One of my favorite hobbies is learning just enough about any given TV show, movie, or book to be able to have mildly informed conversations about it. To me, appearing broadly—albeit shallowly—knowledgeable to others is immensely gratifying. But one set of genres that has always eluded my skimming, maybe because I turned away from them as a self-conscious teenager, is science fiction and fantasy. Since I skipped paying attention to Star Wars, Lord of the Rings, and most other sci-fi/fantasy universes when I was growing up, stepping into any of those deeply storied and complex series today feels too difficult. I’m not willing to actually catch up by consuming all that fiction; I just want to be able to talk about them as if I did. Thankfully, I’ve found a workaround to accessing the worlds of sci-fi and fantasy, and one that makes me wish I’d been paying attention sooner.
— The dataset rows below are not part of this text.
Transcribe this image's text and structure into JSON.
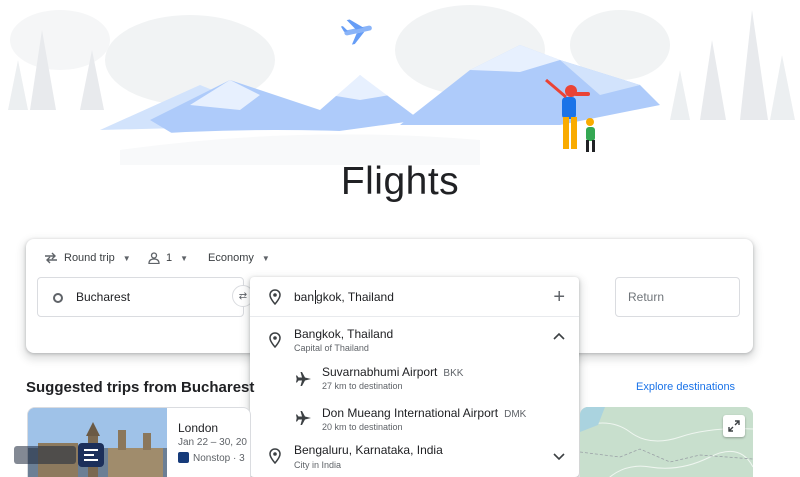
{
  "page": {
    "title": "Flights"
  },
  "trip_options": {
    "trip_type": "Round trip",
    "passengers": "1",
    "cabin_class": "Economy"
  },
  "search": {
    "origin": "Bucharest",
    "destination_typed_before_cursor": "ban",
    "destination_typed_after_cursor": "gkok, Thailand",
    "return_placeholder": "Return"
  },
  "dropdown": {
    "items": [
      {
        "name": "Bangkok, Thailand",
        "sub": "Capital of Thailand",
        "icon": "location-pin-icon",
        "expanded": true
      },
      {
        "name": "Suvarnabhumi Airport",
        "code": "BKK",
        "sub": "27 km to destination",
        "icon": "airplane-icon"
      },
      {
        "name": "Don Mueang International Airport",
        "code": "DMK",
        "sub": "20 km to destination",
        "icon": "airplane-icon"
      },
      {
        "name": "Bengaluru, Karnataka, India",
        "sub": "City in India",
        "icon": "location-pin-icon",
        "expanded": false
      }
    ]
  },
  "suggested": {
    "title": "Suggested trips from Bucharest",
    "explore_link": "Explore destinations",
    "trips": [
      {
        "city": "London",
        "dates": "Jan 22 – 30, 20",
        "stops": "Nonstop · 3"
      }
    ]
  },
  "colors": {
    "accent": "#1a73e8",
    "text": "#202124",
    "secondary_text": "#5f6368",
    "border": "#dadce0",
    "mountain_blue": "#aecbfa",
    "map_green": "#bfd8c7"
  }
}
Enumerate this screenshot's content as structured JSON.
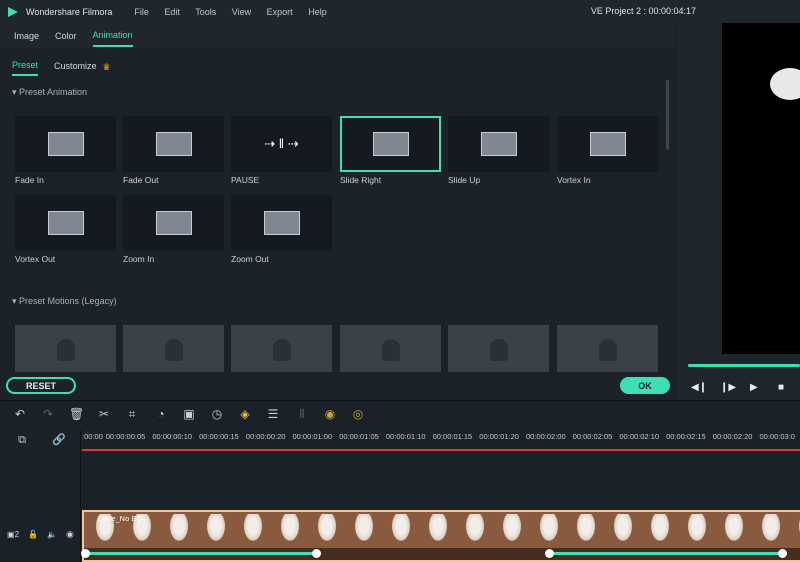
{
  "app": {
    "title": "Wondershare Filmora",
    "menu": [
      "File",
      "Edit",
      "Tools",
      "View",
      "Export",
      "Help"
    ],
    "project": "VE Project 2 : 00:00:04:17",
    "accent": "#3de0b5"
  },
  "tabs": [
    "Image",
    "Color",
    "Animation"
  ],
  "active_tab": "Animation",
  "subtabs": {
    "preset": "Preset",
    "customize": "Customize"
  },
  "sections": {
    "preset_animation": "Preset Animation",
    "preset_motions": "Preset Motions (Legacy)"
  },
  "presets": [
    "Fade In",
    "Fade Out",
    "PAUSE",
    "Slide Right",
    "Slide Up",
    "Vortex In",
    "Vortex Out",
    "Zoom In",
    "Zoom Out"
  ],
  "selected_preset": "Slide Right",
  "buttons": {
    "reset": "RESET",
    "ok": "OK"
  },
  "ruler": [
    ":00:00",
    "00:00:00:05",
    "00:00:00:10",
    "00:00:00:15",
    "00:00:00:20",
    "00:00:01:00",
    "00:00:01:05",
    "00:00:01:10",
    "00:00:01:15",
    "00:00:01:20",
    "00:00:02:00",
    "00:00:02:05",
    "00:00:02:10",
    "00:00:02:15",
    "00:00:02:20",
    "00:00:03:0"
  ],
  "track": {
    "number": "2",
    "clip_name": "Dove_No BG"
  }
}
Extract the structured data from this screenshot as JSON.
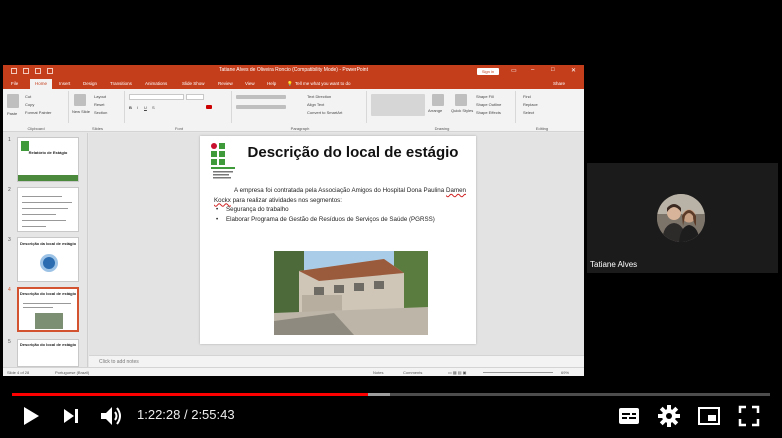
{
  "powerpoint": {
    "window_title": "Tatiane Alves de Oliveira Roncio (Compatibility Mode) - PowerPoint",
    "sign_in": "Sign in",
    "tabs": [
      "File",
      "Home",
      "Insert",
      "Design",
      "Transitions",
      "Animations",
      "Slide Show",
      "Review",
      "View",
      "Help"
    ],
    "tell_me": "Tell me what you want to do",
    "share": "Share",
    "ribbon": {
      "clipboard": {
        "label": "Clipboard",
        "paste": "Paste",
        "cut": "Cut",
        "copy": "Copy",
        "format_painter": "Format Painter"
      },
      "slides": {
        "label": "Slides",
        "new_slide": "New Slide",
        "layout": "Layout",
        "reset": "Reset",
        "section": "Section"
      },
      "font": {
        "label": "Font"
      },
      "paragraph": {
        "label": "Paragraph",
        "text_direction": "Text Direction",
        "align_text": "Align Text",
        "convert_smartart": "Convert to SmartArt"
      },
      "drawing": {
        "label": "Drawing",
        "arrange": "Arrange",
        "quick_styles": "Quick Styles",
        "shape_fill": "Shape Fill",
        "shape_outline": "Shape Outline",
        "shape_effects": "Shape Effects"
      },
      "editing": {
        "label": "Editing",
        "find": "Find",
        "replace": "Replace",
        "select": "Select"
      }
    },
    "thumbnails": [
      {
        "num": "1",
        "title": "Relatório de Estágio"
      },
      {
        "num": "2",
        "title": ""
      },
      {
        "num": "3",
        "title": "Descrição da local de estágio"
      },
      {
        "num": "4",
        "title": "Descrição do local de estágio"
      },
      {
        "num": "5",
        "title": "Descrição do local de estágio"
      }
    ],
    "slide": {
      "title": "Descrição do local de estágio",
      "paragraph_a": "A empresa foi contratada pela Associação Amigos do Hospital Dona Paulina ",
      "paragraph_name": "Damen Kockx",
      "paragraph_b": " para realizar atividades nos segmentos:",
      "bullets": [
        "Segurança do trabalho",
        "Elaborar Programa de Gestão de Resíduos de Serviços de Saúde (PGRSS)"
      ]
    },
    "notes_placeholder": "Click to add notes",
    "status": {
      "slide_of": "Slide 4 of 28",
      "language": "Portuguese (Brazil)",
      "notes": "Notes",
      "comments": "Comments",
      "zoom": "69%"
    }
  },
  "webcam": {
    "name": "Tatiane Alves"
  },
  "player": {
    "current_time": "1:22:28",
    "duration": "2:55:43",
    "progress_fraction": 0.469,
    "buffer_fraction": 0.03,
    "accent_color": "#ff0000"
  }
}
That secret is the podcast Imaginary Worlds.
On each episode of Imaginary Worlds, host Eric Molinsky dissects a single issue within a fictional world (from mainstream hits like Doctor Who and Harry Potter, to cultish favorites like the board game Dungeons & Dragons and the anime series Ghost in the Shell) or within ideas specific to the sci-fi/fantasy genre (robots taking people’s jobs, why superheroes fight each other, and maintaining racial diversity among cosplayers). Molinsky facilitates discussions that are toothsome for existing sci-fi/fantasy fans while also compelling and accessible to complete outsiders.
If you’ve ever been curious about the growing culture around LARPing (live-action role playing), or if you just like having someone peel back the veneer on overlooked but fascinating questions, such as why computer screens in movies are overwhelmingly blue, tune in. Or you could be like me and listen to understand why the new Star Wars movies have been so controversial among committed fans (because they ignored key plot points from the Star Wars canon).
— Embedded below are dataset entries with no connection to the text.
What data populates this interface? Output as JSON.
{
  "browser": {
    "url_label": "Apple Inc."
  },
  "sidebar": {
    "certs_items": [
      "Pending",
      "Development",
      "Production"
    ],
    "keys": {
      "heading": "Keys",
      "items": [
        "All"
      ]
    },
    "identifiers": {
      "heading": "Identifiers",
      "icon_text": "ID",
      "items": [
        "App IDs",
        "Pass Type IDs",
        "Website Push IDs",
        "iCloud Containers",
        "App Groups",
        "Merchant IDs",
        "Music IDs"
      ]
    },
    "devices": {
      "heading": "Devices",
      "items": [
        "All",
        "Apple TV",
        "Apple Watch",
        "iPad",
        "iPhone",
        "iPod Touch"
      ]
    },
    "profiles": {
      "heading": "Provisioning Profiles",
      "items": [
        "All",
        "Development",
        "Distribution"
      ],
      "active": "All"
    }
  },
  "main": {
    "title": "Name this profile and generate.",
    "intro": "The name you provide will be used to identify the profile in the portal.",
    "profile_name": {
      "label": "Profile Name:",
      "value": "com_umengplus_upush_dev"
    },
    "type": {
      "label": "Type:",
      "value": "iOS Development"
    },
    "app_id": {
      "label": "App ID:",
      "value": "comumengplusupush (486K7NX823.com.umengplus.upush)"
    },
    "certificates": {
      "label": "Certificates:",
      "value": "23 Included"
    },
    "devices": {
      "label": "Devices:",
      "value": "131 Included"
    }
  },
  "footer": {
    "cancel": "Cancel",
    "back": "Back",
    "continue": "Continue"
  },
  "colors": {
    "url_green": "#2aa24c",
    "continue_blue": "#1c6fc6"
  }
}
Imaginary Worlds doesn’t rely on newsy interviews with industry insiders or chatty, jargon-filled roundtable discussions among fellow nerds — the common formats for podcasts centered around specific genres or cultures, like Pod Save America or The Longform Podcast. Instead, the show focuses on individual stories, making it easy to jump around any of the show’s 90-something episodes. I’ve found that episodes with less catchy titles, like “Evil Plans,” about the nuisance of overwrought villains, and “Inside the Snow Globe,” about the wonders of meta-storytelling, are just as engaging as those that stand out as I’m scrolling through their feed. Here, taking risks on the unfamiliar definitely pays off.
By containing himself to the limits of a different fictional reality in each episode, Molinsky protects the show from feeling stale, and almost always succeeds at extracting some fascinating truth. His primary tool for cracking into stories is to perform close readings on them. Occasionally this technique emits a whiff of speciousness, and since the worlds in question are so vast and complex, I sometimes can’t tell when details may have been cherry picked (like the episode that argues Harry Potter subconsciously planted the seeds of political activism in a generation of young readers). However, in Molinsky’s defense, he is upfront about prioritizing the path of greatest interest over the path of greatest rigor.
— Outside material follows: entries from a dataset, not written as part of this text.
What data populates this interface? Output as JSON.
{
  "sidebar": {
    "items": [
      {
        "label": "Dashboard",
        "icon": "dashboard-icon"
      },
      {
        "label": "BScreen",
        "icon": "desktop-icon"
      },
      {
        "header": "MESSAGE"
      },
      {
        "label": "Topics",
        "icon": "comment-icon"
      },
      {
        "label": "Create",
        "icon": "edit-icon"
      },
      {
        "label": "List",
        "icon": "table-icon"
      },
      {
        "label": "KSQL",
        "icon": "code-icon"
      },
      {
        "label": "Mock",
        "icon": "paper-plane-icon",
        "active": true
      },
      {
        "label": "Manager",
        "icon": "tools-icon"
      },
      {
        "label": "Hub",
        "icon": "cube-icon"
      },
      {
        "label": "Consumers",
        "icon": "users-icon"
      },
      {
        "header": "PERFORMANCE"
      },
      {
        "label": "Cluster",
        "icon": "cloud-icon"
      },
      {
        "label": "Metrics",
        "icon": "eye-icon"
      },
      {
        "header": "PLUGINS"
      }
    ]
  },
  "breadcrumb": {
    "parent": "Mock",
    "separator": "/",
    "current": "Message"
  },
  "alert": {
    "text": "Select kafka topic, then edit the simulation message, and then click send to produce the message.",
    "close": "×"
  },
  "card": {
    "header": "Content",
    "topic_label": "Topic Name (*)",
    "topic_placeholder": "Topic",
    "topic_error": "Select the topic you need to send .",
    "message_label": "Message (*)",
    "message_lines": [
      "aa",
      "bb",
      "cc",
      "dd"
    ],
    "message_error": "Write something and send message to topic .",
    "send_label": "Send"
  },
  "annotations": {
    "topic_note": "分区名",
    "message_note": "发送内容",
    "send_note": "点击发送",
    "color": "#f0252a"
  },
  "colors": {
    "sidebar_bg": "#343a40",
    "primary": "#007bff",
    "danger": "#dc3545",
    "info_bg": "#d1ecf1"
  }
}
Molinsky describes the show in each intro as one about how we create sci-fi/fantasy genres and, importantly, “why we suspend our disbelief.” Imaginary Worlds isn’t out to definitively prove whether the independent contractors killed while building the Death Star deserved compensation for their families. It’s more interested in imagining how those contractors saw themselves within their story and what the most compelling reasons are for finding them either with or against the dark side.
Much like his show opened me up to stories that had been under my nose for years, Molinsky, I learned, has been working behind the scenes on some of my favorite radio and podcast programming for years. He produced one of the most moving stories involving video games that I’ve ever heard, a piece for Public Radio International’s Studio 360 about a couple who built a game to digitally defeat the cancer that took their young son. Years earlier, Molinsky was also a guest on a segment of This American Life about people’s annoying tendency to adopt and fiercely tout the opinions of those around them. As a voyeur for opinions myself, I shouldn’t be surprised to find myself drawn to Molinsky’s work.
One question silently nudges each episode of Imaginary Worlds forward: Why do we invest so much into fantastical stories? Not only the artists and industries creating them, but the audiences absorbing and processing them. The response reveals what we can gain — understanding, self-discovery, or just piqued curiosity — by detaching ourselves from our strictly real worlds and indulging the possibilities of artificial ones. Over time the journey through the strange becomes familiar, the familiar becomes strange, and the search for unfamiliarity becomes a new hobby.
Nic Dobija-Nootens has both earbuds in at all times, whether or not anything’s plugged in. He lives in New York and writes about skateboarding for Jenkem Magazine. Learn what ails him online at @noochens